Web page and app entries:
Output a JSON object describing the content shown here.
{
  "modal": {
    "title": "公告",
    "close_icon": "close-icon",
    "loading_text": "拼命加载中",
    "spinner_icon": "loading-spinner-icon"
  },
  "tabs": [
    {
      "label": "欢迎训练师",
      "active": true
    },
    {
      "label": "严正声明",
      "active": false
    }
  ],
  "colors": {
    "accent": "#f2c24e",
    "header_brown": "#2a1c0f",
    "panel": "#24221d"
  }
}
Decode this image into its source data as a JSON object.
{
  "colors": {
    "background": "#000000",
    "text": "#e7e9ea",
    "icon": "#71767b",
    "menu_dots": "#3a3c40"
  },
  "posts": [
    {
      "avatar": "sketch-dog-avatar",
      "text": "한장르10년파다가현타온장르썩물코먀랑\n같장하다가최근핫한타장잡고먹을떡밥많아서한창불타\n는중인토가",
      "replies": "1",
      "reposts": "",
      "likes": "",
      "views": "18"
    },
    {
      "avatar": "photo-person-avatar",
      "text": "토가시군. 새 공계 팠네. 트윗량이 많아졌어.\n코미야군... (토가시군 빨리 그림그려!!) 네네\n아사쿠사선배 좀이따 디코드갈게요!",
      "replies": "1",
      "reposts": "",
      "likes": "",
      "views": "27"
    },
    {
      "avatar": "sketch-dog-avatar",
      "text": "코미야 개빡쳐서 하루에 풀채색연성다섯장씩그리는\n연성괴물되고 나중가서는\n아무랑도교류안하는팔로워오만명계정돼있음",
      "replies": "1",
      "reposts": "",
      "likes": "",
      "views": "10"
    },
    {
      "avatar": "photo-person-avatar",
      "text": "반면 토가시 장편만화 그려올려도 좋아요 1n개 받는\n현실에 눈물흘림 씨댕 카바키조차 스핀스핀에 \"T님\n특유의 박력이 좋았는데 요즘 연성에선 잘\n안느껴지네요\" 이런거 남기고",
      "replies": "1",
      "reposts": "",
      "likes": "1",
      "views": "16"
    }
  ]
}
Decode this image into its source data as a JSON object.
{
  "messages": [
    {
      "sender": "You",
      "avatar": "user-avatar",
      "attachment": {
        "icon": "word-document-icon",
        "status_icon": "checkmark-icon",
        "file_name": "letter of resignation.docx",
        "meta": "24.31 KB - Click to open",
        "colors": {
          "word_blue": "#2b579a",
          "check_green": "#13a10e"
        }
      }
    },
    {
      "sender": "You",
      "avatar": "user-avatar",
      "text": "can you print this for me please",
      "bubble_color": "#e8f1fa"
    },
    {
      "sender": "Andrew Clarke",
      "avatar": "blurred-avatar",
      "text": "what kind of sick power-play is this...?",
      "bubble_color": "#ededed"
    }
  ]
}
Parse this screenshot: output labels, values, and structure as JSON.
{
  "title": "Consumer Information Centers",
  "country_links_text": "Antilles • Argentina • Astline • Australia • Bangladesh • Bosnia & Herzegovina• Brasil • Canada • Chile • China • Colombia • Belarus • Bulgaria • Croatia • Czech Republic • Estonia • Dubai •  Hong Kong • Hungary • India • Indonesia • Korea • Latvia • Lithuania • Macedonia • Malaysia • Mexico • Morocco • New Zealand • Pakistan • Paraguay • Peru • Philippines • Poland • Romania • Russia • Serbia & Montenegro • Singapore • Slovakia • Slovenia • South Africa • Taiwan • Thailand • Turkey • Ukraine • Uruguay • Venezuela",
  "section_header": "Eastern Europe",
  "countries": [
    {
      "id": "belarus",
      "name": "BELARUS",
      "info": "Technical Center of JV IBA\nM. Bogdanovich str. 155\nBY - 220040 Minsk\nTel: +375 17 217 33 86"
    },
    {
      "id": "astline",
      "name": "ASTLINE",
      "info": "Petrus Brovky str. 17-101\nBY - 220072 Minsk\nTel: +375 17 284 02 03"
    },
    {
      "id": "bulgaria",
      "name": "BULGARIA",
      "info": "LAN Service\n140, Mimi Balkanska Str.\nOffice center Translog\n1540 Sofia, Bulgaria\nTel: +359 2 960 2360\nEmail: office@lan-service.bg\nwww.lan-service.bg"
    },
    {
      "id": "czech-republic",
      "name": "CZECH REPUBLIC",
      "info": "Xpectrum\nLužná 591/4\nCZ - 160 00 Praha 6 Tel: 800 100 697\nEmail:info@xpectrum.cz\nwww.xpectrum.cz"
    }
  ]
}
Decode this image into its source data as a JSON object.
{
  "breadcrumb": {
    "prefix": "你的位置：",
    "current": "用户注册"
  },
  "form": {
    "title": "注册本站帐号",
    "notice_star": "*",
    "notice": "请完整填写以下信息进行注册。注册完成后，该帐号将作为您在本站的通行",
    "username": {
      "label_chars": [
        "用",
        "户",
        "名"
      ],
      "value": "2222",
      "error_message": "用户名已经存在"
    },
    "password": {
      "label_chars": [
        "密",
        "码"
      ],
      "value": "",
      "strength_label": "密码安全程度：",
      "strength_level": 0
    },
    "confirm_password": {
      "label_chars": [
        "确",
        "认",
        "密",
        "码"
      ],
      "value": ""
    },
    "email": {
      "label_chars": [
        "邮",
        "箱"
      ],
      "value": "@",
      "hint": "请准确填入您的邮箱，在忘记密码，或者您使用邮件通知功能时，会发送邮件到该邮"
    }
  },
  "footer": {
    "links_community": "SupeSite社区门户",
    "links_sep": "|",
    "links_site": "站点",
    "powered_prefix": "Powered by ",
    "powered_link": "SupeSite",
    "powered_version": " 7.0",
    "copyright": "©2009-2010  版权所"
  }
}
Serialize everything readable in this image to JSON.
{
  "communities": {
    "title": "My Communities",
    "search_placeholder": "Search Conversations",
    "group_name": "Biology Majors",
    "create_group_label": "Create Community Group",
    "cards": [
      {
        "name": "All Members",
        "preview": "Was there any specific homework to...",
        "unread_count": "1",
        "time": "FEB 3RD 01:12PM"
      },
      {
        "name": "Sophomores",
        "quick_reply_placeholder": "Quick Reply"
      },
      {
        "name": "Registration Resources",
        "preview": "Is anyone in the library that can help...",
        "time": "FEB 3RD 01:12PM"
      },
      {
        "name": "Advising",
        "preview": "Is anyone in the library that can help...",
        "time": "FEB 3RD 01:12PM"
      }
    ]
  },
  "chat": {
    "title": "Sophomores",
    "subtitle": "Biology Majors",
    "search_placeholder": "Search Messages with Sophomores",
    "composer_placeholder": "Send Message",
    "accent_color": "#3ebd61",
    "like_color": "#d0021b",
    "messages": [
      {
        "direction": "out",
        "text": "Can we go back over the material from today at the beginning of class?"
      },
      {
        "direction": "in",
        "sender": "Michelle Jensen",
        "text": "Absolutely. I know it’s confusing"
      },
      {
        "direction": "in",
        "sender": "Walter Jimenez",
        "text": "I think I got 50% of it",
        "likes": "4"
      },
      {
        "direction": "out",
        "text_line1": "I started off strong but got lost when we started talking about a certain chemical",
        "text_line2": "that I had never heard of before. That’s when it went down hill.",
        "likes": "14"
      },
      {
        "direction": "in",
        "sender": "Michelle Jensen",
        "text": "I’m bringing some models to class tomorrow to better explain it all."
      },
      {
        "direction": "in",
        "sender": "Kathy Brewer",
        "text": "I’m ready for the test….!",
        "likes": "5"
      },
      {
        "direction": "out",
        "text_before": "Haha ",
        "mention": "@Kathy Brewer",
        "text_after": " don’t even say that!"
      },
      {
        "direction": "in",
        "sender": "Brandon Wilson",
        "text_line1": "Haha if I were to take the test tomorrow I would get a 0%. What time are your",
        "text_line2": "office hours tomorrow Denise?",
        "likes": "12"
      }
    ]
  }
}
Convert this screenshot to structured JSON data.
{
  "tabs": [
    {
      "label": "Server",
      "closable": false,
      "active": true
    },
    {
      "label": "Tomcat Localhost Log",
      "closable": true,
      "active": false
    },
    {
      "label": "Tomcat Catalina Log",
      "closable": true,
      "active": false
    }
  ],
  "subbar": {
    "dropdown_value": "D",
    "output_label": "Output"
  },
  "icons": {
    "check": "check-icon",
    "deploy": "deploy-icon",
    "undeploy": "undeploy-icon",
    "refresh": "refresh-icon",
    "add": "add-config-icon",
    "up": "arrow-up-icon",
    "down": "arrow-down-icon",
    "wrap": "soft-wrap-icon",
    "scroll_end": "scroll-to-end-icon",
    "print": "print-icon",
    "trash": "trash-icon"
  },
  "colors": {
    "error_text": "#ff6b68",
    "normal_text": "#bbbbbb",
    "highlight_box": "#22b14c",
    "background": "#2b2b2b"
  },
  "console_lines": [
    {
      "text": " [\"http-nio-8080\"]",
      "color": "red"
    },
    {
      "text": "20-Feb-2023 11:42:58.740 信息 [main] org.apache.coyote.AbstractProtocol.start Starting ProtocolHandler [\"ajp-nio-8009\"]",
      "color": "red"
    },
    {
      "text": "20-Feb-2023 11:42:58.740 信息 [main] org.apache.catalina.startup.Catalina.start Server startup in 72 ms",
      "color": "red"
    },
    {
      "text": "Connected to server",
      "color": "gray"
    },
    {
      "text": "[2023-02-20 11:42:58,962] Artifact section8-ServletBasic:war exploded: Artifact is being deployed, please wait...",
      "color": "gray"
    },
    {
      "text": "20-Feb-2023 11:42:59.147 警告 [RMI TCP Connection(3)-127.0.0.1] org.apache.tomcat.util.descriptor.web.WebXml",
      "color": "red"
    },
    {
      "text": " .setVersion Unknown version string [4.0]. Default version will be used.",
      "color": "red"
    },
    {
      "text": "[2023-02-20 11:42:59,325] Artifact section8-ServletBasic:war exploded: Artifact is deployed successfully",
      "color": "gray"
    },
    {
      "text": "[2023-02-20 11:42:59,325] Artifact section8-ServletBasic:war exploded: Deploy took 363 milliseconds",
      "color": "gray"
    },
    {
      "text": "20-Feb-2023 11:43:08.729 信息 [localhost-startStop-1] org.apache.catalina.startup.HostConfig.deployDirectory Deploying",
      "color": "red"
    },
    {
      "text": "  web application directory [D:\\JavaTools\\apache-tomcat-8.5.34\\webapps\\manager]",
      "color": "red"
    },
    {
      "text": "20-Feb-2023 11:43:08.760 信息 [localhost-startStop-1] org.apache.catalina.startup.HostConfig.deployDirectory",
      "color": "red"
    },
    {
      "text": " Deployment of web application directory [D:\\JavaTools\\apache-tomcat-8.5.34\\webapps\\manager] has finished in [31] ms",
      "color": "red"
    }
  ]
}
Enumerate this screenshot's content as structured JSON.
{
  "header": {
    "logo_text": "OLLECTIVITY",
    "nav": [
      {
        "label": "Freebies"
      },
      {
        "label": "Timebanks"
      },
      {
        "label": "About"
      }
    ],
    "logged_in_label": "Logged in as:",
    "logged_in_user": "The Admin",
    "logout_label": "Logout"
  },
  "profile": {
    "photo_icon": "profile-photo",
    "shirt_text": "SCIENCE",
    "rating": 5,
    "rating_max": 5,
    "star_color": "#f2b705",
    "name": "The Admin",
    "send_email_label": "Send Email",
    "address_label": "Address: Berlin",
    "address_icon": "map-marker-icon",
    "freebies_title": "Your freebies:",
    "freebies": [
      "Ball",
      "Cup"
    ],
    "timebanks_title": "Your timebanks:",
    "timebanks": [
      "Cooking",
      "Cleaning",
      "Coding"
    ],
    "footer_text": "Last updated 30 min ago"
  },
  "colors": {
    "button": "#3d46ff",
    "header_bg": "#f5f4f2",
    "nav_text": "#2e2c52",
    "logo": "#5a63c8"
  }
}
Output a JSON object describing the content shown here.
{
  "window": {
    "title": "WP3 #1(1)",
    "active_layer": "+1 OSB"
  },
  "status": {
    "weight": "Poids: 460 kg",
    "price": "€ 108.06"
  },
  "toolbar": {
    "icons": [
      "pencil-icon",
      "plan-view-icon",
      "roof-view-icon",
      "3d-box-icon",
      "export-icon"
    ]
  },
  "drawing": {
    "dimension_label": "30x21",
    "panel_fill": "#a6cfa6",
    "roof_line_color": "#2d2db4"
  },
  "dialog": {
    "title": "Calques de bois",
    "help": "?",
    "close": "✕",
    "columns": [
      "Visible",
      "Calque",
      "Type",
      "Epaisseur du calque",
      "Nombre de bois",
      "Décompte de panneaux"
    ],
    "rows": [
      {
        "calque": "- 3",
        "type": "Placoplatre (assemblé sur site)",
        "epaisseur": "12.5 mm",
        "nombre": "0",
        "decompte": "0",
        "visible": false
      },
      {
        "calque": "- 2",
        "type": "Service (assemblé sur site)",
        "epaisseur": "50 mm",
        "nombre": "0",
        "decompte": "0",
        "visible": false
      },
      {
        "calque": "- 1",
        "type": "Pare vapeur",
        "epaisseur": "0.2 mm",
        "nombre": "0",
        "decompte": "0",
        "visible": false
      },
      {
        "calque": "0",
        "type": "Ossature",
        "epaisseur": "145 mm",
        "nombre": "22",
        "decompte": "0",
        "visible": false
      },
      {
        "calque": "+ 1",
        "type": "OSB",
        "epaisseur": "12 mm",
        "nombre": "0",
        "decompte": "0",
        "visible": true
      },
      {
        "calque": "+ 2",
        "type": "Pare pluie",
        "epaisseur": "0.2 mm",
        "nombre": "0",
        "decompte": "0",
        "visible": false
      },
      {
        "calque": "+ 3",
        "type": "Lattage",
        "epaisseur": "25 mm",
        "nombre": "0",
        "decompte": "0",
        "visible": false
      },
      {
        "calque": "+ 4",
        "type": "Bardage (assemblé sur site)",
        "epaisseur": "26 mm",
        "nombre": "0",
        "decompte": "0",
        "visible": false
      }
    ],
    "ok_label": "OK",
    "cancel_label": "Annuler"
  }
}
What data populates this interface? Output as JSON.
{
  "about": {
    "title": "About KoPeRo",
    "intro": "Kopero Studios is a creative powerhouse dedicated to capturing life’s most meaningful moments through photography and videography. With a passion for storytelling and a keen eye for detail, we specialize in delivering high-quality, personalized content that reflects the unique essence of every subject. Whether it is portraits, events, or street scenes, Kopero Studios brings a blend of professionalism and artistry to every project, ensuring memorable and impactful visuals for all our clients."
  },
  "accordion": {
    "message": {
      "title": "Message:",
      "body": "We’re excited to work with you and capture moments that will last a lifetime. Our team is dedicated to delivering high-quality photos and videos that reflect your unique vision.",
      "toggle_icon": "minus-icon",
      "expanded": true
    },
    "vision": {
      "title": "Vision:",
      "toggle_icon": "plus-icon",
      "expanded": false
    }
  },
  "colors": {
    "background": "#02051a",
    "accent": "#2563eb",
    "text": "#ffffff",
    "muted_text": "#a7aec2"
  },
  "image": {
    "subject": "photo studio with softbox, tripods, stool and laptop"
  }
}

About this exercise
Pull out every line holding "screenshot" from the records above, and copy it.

Response to this task
Parse this screenshot: output labels, values, and structure as JSON.
Convert this screenshot to structured JSON data.
Enumerate this screenshot's content as structured JSON.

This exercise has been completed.